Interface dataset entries
BEGIN
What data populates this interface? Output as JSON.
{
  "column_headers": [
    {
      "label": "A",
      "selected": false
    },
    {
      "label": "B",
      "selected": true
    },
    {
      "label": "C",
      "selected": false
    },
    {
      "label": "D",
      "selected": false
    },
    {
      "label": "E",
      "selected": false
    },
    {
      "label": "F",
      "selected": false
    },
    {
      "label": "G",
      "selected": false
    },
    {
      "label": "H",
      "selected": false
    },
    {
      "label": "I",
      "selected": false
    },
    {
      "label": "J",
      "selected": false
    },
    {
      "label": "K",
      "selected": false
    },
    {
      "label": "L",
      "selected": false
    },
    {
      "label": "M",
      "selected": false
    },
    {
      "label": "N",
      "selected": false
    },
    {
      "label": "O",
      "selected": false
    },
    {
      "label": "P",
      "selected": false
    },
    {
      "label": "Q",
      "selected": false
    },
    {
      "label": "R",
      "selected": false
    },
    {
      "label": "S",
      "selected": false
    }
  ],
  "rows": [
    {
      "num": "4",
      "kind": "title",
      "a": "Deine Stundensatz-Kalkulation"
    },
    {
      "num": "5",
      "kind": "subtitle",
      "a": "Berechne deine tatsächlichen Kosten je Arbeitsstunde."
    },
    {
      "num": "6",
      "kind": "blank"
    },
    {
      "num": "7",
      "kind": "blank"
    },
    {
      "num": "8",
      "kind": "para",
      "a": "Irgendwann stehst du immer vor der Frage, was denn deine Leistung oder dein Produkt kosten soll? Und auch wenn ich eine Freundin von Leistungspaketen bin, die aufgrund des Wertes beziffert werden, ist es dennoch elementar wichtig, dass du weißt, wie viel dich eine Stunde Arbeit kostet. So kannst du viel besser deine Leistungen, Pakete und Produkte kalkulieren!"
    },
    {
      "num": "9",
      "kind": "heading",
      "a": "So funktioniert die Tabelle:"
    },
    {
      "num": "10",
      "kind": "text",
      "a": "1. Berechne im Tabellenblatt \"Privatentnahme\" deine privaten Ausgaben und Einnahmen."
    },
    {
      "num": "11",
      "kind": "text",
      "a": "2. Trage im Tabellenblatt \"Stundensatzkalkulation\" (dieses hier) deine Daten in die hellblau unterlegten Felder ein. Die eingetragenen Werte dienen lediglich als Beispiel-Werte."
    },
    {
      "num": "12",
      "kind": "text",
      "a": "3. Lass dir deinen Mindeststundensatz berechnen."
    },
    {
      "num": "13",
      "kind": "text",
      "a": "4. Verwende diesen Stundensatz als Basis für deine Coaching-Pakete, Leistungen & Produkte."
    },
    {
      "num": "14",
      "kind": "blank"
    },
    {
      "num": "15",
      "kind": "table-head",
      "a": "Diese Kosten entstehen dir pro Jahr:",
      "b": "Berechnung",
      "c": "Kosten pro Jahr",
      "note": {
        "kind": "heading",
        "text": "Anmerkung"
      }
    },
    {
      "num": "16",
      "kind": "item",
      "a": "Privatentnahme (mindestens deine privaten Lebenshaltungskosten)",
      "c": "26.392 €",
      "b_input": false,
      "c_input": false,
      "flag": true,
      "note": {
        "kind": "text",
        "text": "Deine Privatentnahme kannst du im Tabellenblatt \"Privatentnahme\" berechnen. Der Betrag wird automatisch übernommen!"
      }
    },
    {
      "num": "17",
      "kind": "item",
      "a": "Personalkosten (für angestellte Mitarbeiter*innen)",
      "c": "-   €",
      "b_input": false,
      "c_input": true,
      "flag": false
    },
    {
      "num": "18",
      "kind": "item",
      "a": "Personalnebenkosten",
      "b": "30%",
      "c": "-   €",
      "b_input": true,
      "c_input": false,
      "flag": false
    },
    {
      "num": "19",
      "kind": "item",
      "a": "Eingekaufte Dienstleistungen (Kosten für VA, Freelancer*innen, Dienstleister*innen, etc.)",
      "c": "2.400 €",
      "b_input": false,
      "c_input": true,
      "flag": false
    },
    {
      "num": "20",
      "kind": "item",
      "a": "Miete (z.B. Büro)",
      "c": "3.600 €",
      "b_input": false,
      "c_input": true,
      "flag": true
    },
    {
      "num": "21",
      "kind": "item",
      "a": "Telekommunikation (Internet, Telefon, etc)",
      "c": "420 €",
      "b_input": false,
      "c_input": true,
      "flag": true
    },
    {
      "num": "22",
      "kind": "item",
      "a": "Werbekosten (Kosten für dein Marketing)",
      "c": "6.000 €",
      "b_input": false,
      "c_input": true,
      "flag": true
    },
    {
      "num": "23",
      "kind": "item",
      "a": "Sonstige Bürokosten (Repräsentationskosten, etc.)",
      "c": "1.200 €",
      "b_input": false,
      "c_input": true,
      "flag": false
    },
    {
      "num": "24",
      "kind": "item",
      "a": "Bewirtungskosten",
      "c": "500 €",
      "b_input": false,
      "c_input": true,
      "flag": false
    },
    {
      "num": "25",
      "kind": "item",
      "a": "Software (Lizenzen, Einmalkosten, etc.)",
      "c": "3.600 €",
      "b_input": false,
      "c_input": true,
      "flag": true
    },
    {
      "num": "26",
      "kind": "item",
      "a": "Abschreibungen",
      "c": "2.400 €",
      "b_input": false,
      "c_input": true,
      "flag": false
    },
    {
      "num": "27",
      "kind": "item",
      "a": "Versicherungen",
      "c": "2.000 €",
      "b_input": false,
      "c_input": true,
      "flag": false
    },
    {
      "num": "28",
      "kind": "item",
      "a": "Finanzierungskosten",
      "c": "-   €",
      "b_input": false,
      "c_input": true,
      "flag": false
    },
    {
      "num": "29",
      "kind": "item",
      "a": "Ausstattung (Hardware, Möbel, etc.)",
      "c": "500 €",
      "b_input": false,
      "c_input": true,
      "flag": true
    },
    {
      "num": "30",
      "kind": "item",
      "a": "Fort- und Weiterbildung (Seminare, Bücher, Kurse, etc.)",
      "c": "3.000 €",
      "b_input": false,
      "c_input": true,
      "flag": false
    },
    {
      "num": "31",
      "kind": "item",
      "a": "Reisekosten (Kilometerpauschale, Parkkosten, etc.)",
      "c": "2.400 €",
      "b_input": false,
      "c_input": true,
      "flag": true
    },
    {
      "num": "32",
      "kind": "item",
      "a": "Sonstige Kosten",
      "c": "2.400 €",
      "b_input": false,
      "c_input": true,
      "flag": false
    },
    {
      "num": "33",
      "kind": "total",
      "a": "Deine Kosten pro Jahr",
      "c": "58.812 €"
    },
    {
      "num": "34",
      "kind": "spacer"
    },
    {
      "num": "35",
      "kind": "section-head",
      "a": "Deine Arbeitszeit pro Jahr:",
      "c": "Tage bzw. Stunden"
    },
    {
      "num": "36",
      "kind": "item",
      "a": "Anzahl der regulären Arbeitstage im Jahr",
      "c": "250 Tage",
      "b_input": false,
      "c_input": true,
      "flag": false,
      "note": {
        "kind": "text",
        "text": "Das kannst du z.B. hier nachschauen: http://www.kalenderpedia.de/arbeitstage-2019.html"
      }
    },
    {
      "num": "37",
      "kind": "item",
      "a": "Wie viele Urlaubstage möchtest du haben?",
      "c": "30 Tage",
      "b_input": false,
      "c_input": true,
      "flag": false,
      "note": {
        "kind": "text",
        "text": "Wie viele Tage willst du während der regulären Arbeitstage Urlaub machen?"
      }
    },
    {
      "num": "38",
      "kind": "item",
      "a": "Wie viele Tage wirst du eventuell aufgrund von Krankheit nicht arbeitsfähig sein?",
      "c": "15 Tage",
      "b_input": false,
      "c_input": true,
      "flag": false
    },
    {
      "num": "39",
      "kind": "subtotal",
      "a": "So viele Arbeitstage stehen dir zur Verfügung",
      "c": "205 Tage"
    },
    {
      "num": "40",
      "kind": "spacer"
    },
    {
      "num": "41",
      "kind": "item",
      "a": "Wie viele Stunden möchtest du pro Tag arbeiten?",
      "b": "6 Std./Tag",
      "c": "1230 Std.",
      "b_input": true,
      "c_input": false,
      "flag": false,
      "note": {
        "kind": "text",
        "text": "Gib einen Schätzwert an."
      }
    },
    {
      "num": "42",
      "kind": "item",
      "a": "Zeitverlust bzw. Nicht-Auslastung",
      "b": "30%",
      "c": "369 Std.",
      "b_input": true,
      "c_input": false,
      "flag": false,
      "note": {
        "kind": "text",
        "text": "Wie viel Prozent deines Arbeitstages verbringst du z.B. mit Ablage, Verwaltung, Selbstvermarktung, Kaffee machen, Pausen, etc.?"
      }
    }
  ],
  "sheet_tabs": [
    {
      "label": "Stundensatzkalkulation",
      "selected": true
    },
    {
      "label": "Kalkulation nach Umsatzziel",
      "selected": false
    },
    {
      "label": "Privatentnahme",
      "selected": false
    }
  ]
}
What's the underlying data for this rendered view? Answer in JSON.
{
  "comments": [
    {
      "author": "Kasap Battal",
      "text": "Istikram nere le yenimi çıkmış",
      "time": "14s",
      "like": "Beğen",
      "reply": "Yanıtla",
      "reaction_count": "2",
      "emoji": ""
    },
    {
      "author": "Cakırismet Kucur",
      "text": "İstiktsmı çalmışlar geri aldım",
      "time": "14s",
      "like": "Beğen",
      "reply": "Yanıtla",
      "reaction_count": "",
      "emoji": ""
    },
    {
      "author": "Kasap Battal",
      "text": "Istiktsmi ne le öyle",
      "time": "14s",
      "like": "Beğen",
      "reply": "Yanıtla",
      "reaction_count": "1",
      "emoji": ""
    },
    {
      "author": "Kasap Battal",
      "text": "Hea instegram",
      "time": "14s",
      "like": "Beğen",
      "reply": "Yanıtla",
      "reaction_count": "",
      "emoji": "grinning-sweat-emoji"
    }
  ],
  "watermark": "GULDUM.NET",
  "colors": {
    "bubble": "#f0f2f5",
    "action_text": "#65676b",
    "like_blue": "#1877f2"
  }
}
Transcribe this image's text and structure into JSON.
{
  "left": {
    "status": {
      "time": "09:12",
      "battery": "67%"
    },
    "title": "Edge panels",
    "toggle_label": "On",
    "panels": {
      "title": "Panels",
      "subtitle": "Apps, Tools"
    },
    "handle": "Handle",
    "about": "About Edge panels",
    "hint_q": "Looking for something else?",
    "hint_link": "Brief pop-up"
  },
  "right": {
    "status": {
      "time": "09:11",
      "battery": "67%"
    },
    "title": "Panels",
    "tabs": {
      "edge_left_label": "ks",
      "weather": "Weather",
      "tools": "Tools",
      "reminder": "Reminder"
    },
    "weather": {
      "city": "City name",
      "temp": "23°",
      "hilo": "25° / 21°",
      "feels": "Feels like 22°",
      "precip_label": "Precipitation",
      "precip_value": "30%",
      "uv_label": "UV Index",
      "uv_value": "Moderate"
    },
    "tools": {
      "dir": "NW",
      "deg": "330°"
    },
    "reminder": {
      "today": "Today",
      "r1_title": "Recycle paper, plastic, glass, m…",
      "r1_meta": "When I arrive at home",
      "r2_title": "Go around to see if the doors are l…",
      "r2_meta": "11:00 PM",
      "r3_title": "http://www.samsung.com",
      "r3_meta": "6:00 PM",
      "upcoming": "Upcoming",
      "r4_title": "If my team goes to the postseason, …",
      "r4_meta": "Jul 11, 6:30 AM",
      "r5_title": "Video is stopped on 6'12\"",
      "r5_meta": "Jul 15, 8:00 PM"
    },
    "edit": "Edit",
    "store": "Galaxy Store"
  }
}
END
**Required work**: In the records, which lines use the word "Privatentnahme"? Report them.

**The completed task**:
      "a": "1. Berechne im Tabellenblatt \"Privatentnahme\" deine privaten Ausgaben und Einnahmen."
      "a": "Privatentnahme (mindestens deine privaten Lebenshaltungskosten)",
        "text": "Deine Privatentnahme kannst du im Tabellenblatt \"Privatentnahme\" berechnen. Der Betrag wird automatisch übernommen!"
      "label": "Privatentnahme",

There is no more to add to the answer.